--- DATA EXCERPTS ---
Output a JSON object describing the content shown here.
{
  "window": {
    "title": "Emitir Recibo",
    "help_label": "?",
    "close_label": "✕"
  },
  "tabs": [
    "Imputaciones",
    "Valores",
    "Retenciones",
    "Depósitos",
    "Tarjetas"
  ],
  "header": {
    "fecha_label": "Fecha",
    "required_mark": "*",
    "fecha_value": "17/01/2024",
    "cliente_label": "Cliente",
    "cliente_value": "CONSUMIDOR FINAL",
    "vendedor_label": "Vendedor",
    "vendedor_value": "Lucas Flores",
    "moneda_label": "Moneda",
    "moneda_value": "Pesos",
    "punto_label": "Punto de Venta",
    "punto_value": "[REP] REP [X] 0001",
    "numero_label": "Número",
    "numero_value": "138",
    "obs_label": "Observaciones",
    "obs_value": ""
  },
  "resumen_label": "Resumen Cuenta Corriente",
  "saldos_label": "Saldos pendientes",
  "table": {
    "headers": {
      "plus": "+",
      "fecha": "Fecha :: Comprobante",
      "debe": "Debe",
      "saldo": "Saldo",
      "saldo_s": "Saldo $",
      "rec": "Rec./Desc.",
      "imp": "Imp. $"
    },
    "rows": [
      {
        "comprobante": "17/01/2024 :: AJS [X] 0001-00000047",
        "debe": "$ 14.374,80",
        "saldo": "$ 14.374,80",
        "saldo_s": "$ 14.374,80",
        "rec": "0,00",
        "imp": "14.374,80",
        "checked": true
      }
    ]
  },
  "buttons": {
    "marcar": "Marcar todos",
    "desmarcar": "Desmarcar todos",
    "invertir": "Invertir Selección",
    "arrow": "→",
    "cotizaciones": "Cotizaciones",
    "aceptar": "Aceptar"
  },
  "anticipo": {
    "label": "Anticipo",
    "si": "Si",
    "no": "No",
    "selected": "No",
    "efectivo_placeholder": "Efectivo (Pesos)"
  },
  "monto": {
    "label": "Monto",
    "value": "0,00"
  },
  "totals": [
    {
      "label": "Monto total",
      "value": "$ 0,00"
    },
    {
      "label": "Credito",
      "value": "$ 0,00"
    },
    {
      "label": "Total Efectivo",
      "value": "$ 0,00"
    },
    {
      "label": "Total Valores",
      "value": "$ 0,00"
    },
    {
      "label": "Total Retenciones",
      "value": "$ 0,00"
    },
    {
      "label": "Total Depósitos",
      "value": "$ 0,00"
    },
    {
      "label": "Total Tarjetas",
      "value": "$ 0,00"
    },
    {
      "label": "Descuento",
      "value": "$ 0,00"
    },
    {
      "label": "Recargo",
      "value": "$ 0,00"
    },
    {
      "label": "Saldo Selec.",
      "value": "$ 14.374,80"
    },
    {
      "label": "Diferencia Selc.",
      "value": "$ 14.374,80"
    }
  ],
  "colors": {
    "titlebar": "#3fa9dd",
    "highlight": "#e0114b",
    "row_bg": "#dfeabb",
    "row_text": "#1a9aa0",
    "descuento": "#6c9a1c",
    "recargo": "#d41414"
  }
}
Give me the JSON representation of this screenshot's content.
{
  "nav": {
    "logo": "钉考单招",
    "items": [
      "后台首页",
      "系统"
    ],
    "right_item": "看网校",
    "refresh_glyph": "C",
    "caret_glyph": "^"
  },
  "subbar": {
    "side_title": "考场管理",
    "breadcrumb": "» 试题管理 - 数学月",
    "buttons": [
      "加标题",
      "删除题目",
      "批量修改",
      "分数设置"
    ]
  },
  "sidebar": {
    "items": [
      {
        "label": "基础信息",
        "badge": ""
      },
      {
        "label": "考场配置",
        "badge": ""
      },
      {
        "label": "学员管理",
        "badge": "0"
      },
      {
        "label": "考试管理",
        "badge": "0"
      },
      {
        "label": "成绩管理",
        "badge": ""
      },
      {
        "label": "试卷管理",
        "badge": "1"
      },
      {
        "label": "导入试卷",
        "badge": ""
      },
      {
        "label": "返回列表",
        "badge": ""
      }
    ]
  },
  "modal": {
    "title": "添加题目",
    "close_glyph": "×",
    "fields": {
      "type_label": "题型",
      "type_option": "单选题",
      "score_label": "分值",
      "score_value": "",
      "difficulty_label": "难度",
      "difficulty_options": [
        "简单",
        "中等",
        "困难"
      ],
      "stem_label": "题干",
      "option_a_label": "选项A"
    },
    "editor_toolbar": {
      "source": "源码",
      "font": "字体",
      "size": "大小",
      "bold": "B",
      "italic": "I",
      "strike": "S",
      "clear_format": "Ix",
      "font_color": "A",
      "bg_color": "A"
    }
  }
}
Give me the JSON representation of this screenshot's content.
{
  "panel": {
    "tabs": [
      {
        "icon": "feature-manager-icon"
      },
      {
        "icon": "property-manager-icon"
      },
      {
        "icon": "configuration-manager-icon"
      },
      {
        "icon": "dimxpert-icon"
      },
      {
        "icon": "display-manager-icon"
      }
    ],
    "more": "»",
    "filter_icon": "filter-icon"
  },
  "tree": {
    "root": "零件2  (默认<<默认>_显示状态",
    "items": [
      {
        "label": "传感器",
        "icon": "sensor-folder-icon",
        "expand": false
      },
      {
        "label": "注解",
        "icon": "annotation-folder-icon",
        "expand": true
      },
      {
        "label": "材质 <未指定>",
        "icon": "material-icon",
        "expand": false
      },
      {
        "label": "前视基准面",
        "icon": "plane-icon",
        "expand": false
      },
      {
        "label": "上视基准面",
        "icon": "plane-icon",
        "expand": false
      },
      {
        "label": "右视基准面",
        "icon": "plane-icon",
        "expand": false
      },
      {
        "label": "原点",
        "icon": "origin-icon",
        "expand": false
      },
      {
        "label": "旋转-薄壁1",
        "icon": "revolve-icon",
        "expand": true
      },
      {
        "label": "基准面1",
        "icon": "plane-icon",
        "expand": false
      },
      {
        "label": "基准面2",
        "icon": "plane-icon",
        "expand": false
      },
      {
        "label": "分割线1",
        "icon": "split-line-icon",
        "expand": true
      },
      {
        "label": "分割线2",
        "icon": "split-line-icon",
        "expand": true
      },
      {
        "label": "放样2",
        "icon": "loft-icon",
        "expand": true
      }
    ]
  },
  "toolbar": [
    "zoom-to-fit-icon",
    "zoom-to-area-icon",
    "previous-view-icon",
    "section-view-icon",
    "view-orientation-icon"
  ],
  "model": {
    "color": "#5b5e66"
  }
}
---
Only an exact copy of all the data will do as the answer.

Output a JSON object describing the content shown here.
{
  "window": {
    "title": "Emitir Recibo",
    "help_label": "?",
    "close_label": "✕"
  },
  "tabs": [
    "Imputaciones",
    "Valores",
    "Retenciones",
    "Depósitos",
    "Tarjetas"
  ],
  "header": {
    "fecha_label": "Fecha",
    "required_mark": "*",
    "fecha_value": "17/01/2024",
    "cliente_label": "Cliente",
    "cliente_value": "CONSUMIDOR FINAL",
    "vendedor_label": "Vendedor",
    "vendedor_value": "Lucas Flores",
    "moneda_label": "Moneda",
    "moneda_value": "Pesos",
    "punto_label": "Punto de Venta",
    "punto_value": "[REP] REP [X] 0001",
    "numero_label": "Número",
    "numero_value": "138",
    "obs_label": "Observaciones",
    "obs_value": ""
  },
  "resumen_label": "Resumen Cuenta Corriente",
  "saldos_label": "Saldos pendientes",
  "table": {
    "headers": {
      "plus": "+",
      "fecha": "Fecha :: Comprobante",
      "debe": "Debe",
      "saldo": "Saldo",
      "saldo_s": "Saldo $",
      "rec": "Rec./Desc.",
      "imp": "Imp. $"
    },
    "rows": [
      {
        "comprobante": "17/01/2024 :: AJS [X] 0001-00000047",
        "debe": "$ 14.374,80",
        "saldo": "$ 14.374,80",
        "saldo_s": "$ 14.374,80",
        "rec": "0,00",
        "imp": "14.374,80",
        "checked": true
      }
    ]
  },
  "buttons": {
    "marcar": "Marcar todos",
    "desmarcar": "Desmarcar todos",
    "invertir": "Invertir Selección",
    "arrow": "→",
    "cotizaciones": "Cotizaciones",
    "aceptar": "Aceptar"
  },
  "anticipo": {
    "label": "Anticipo",
    "si": "Si",
    "no": "No",
    "selected": "No",
    "efectivo_placeholder": "Efectivo (Pesos)"
  },
  "monto": {
    "label": "Monto",
    "value": "0,00"
  },
  "totals": [
    {
      "label": "Monto total",
      "value": "$ 0,00"
    },
    {
      "label": "Credito",
      "value": "$ 0,00"
    },
    {
      "label": "Total Efectivo",
      "value": "$ 0,00"
    },
    {
      "label": "Total Valores",
      "value": "$ 0,00"
    },
    {
      "label": "Total Retenciones",
      "value": "$ 0,00"
    },
    {
      "label": "Total Depósitos",
      "value": "$ 0,00"
    },
    {
      "label": "Total Tarjetas",
      "value": "$ 0,00"
    },
    {
      "label": "Descuento",
      "value": "$ 0,00"
    },
    {
      "label": "Recargo",
      "value": "$ 0,00"
    },
    {
      "label": "Saldo Selec.",
      "value": "$ 14.374,80"
    },
    {
      "label": "Diferencia Selc.",
      "value": "$ 14.374,80"
    }
  ],
  "colors": {
    "titlebar": "#3fa9dd",
    "highlight": "#e0114b",
    "row_bg": "#dfeabb",
    "row_text": "#1a9aa0",
    "descuento": "#6c9a1c",
    "recargo": "#d41414"
  }
}
Give me the JSON representation of this screenshot's content.
{
  "nav": {
    "logo": "钉考单招",
    "items": [
      "后台首页",
      "系统"
    ],
    "right_item": "看网校",
    "refresh_glyph": "C",
    "caret_glyph": "^"
  },
  "subbar": {
    "side_title": "考场管理",
    "breadcrumb": "» 试题管理 - 数学月",
    "buttons": [
      "加标题",
      "删除题目",
      "批量修改",
      "分数设置"
    ]
  },
  "sidebar": {
    "items": [
      {
        "label": "基础信息",
        "badge": ""
      },
      {
        "label": "考场配置",
        "badge": ""
      },
      {
        "label": "学员管理",
        "badge": "0"
      },
      {
        "label": "考试管理",
        "badge": "0"
      },
      {
        "label": "成绩管理",
        "badge": ""
      },
      {
        "label": "试卷管理",
        "badge": "1"
      },
      {
        "label": "导入试卷",
        "badge": ""
      },
      {
        "label": "返回列表",
        "badge": ""
      }
    ]
  },
  "modal": {
    "title": "添加题目",
    "close_glyph": "×",
    "fields": {
      "type_label": "题型",
      "type_option": "单选题",
      "score_label": "分值",
      "score_value": "",
      "difficulty_label": "难度",
      "difficulty_options": [
        "简单",
        "中等",
        "困难"
      ],
      "stem_label": "题干",
      "option_a_label": "选项A"
    },
    "editor_toolbar": {
      "source": "源码",
      "font": "字体",
      "size": "大小",
      "bold": "B",
      "italic": "I",
      "strike": "S",
      "clear_format": "Ix",
      "font_color": "A",
      "bg_color": "A"
    }
  }
}
Give me the JSON representation of this screenshot's content.
{
  "panel": {
    "tabs": [
      {
        "icon": "feature-manager-icon"
      },
      {
        "icon": "property-manager-icon"
      },
      {
        "icon": "configuration-manager-icon"
      },
      {
        "icon": "dimxpert-icon"
      },
      {
        "icon": "display-manager-icon"
      }
    ],
    "more": "»",
    "filter_icon": "filter-icon"
  },
  "tree": {
    "root": "零件2  (默认<<默认>_显示状态",
    "items": [
      {
        "label": "传感器",
        "icon": "sensor-folder-icon",
        "expand": false
      },
      {
        "label": "注解",
        "icon": "annotation-folder-icon",
        "expand": true
      },
      {
        "label": "材质 <未指定>",
        "icon": "material-icon",
        "expand": false
      },
      {
        "label": "前视基准面",
        "icon": "plane-icon",
        "expand": false
      },
      {
        "label": "上视基准面",
        "icon": "plane-icon",
        "expand": false
      },
      {
        "label": "右视基准面",
        "icon": "plane-icon",
        "expand": false
      },
      {
        "label": "原点",
        "icon": "origin-icon",
        "expand": false
      },
      {
        "label": "旋转-薄壁1",
        "icon": "revolve-icon",
        "expand": true
      },
      {
        "label": "基准面1",
        "icon": "plane-icon",
        "expand": false
      },
      {
        "label": "基准面2",
        "icon": "plane-icon",
        "expand": false
      },
      {
        "label": "分割线1",
        "icon": "split-line-icon",
        "expand": true
      },
      {
        "label": "分割线2",
        "icon": "split-line-icon",
        "expand": true
      },
      {
        "label": "放样2",
        "icon": "loft-icon",
        "expand": true
      }
    ]
  },
  "toolbar": [
    "zoom-to-fit-icon",
    "zoom-to-area-icon",
    "previous-view-icon",
    "section-view-icon",
    "view-orientation-icon"
  ],
  "model": {
    "color": "#5b5e66"
  }
}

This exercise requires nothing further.